Tea type
Green Tea
Ingredients
Not available
Flavors
Not available
Sold in
Not available
Caffeine
Not available
Certification
Not available
Edit tea info Last updated by JMKauftheil
Average preparation
Boiling 4 min, 30 sec

Currently unavailable

We don't know when or if this item will be available.

From Our Community

1 Image

0 Want it Want it

3 Own it Own it

2 Tasting Notes View all

  • “As with many products that are more obscure against the American mainstream for tea, I jump into a description of this with an ignorance to the culture and taste. Though I lack any means of...” Read full tasting note
    75
    imdeadgoaway 74 tasting notes
  • “I bought this out of curiosity because it was on discount at the nearby Lupicia store. I noticed, once I got it home, that the directions are unusual: you don't just brew this tea. By Lupicia's...” Read full tasting note
    99
    TSBrookhouse 8 tasting notes

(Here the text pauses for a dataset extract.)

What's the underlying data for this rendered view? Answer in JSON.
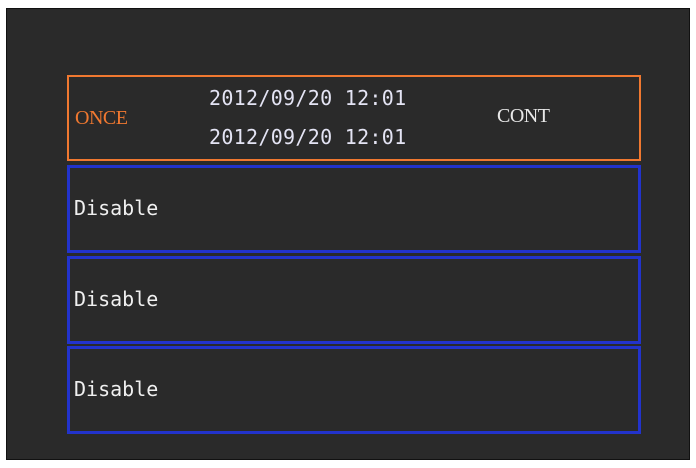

From Lupicia

Typical Kyoto-style bancha. Sun-dried tealeaves has a very rich taste and aroma.

About Lupicia View company

Company description not available.

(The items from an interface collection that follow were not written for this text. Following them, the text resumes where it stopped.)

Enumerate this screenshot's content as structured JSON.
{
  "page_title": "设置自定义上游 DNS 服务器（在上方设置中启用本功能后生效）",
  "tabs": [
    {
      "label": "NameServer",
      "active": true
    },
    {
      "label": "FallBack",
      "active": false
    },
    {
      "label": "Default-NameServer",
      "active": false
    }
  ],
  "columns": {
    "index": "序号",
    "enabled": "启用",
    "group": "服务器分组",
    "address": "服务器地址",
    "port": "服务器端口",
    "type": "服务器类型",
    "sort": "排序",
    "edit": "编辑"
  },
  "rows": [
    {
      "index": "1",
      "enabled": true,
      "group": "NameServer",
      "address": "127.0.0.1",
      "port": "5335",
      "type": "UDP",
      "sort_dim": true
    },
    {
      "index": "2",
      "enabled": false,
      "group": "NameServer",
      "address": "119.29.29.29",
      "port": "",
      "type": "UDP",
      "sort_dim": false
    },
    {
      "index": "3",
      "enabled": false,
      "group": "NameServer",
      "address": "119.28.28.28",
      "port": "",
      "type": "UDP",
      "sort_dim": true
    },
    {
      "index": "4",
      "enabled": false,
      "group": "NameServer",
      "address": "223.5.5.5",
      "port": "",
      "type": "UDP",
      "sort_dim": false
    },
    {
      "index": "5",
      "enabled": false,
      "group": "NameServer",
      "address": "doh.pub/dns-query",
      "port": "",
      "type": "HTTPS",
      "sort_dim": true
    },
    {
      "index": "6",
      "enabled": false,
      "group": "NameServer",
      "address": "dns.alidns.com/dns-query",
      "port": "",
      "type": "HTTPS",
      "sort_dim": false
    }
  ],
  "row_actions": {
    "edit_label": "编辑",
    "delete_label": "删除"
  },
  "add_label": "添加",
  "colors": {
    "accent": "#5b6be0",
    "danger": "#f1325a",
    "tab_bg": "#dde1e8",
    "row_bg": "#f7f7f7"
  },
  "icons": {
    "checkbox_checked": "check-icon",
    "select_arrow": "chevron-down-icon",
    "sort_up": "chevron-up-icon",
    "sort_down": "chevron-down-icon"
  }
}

2 Tasting Notes

75
74 tasting notes

As with many products that are more obscure against the American mainstream for tea, I jump into a description of this with an ignorance to the culture and taste. Though I lack any means of comparison, I will give Lupicia the benefit of the doubt – they’re more reputable than Teavana, and the company IS based in Japan, after all, and this is a Japanese tea. So, judging this tea blindly…

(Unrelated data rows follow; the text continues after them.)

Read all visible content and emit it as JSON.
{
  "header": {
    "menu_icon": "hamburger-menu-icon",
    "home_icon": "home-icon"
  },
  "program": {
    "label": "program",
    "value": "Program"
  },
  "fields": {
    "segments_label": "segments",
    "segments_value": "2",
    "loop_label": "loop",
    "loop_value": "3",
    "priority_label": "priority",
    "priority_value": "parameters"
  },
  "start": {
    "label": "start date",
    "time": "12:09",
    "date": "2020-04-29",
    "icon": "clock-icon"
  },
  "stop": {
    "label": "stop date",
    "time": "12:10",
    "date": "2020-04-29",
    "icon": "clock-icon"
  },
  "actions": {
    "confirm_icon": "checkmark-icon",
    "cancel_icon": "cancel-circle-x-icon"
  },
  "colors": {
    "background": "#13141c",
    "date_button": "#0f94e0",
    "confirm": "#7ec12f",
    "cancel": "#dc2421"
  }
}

A nice bulk tea, for casual absent-minded sipping. I don’t bother brewing it in my tetsubin, I just throw a few leaves in a cup, and add the water. The leaves are broad, so the these and the stems make a good filter from the smaller broken leaves that sink to the bottom. Good for sitting around and watching TV, using the computer, reading, etc.
While the leaves are fragile, the flavor isn’t so delicate. Unlike most greens, this tea isn’t finicky in the least. Water temp and steep time are of minimal importance, which is why there’s really no problem with leaving the leaves in the cup.
It’s a bold flavor, with a bit of a two-dimensional character. You’re not going to get elegance in a cup with this one, but it’s not very expensive. While it’s a rather flat flavor, and you can forget a resteep, it’s a nice taste.
In my opinion, this would be a good tea to keep around for someone who just wants to substitute unhealthy beverages, and needs something easy to brew or wants something a bit weaker than black tea in the morning. It might go good with meals, but I haven’t tried so I wouldn’t be able to say. All in all, it’s a nice, smooth drink to have on hand while I’m on my laptop, especially when I don’t want to get the sugary-discomfort of soda.

If you’re buying this tea from Lupicia, or probably any other tea store that sells by weight, expect a large package – these leaves are much less dense than most. On that note, if you want to keep it fresh, make sure you have a large tin or two. Seriously. It’s a VERY large volume for the weight.
On that note, I just finished out my tin, so now I have a space for one of the nice teas I picked up before I came to college :). Maybe next time I get this (which wouldn’t be before I go home for thanksgiving) I’ll look into the history and customs for this tea.

To sum it up, Kyobancha is nothing special, but it has its place in the world of tea.

Login or sign up to leave a comment.

99
8 tasting notes

I bought this out of curiosity because it was on discount at the nearby Lupicia store. I noticed, once I got it home, that the directions are unusual: you don’t just brew this tea. By Lupicia’s directions, you boil it for 3-5 minutes.

The idea of boiling tea is so contrary to everything I’ve learned over the years that it felt sacrilegious, but lo and behold, the result is wonderful. It’s a green which goes down like a rich black tea, minus the bitterness. It has a fantastic, brothy Umami quality, and there’s something deliciously buttery about the way the flavor lingers. It’s been perfect for the cooler autumnal weather.

The previous reviewer sounded terribly unimpressed with it; I encourage anyone who has this tea or is thinking about trying it to boil instead of steep the leaves. I’ve been using about three teaspoons to 14 – 16 ounces of water in a saucepan, straining it as I pour it into a mug.

Preparation
Boiling 4 min, 30 sec

Login or sign up to leave a comment.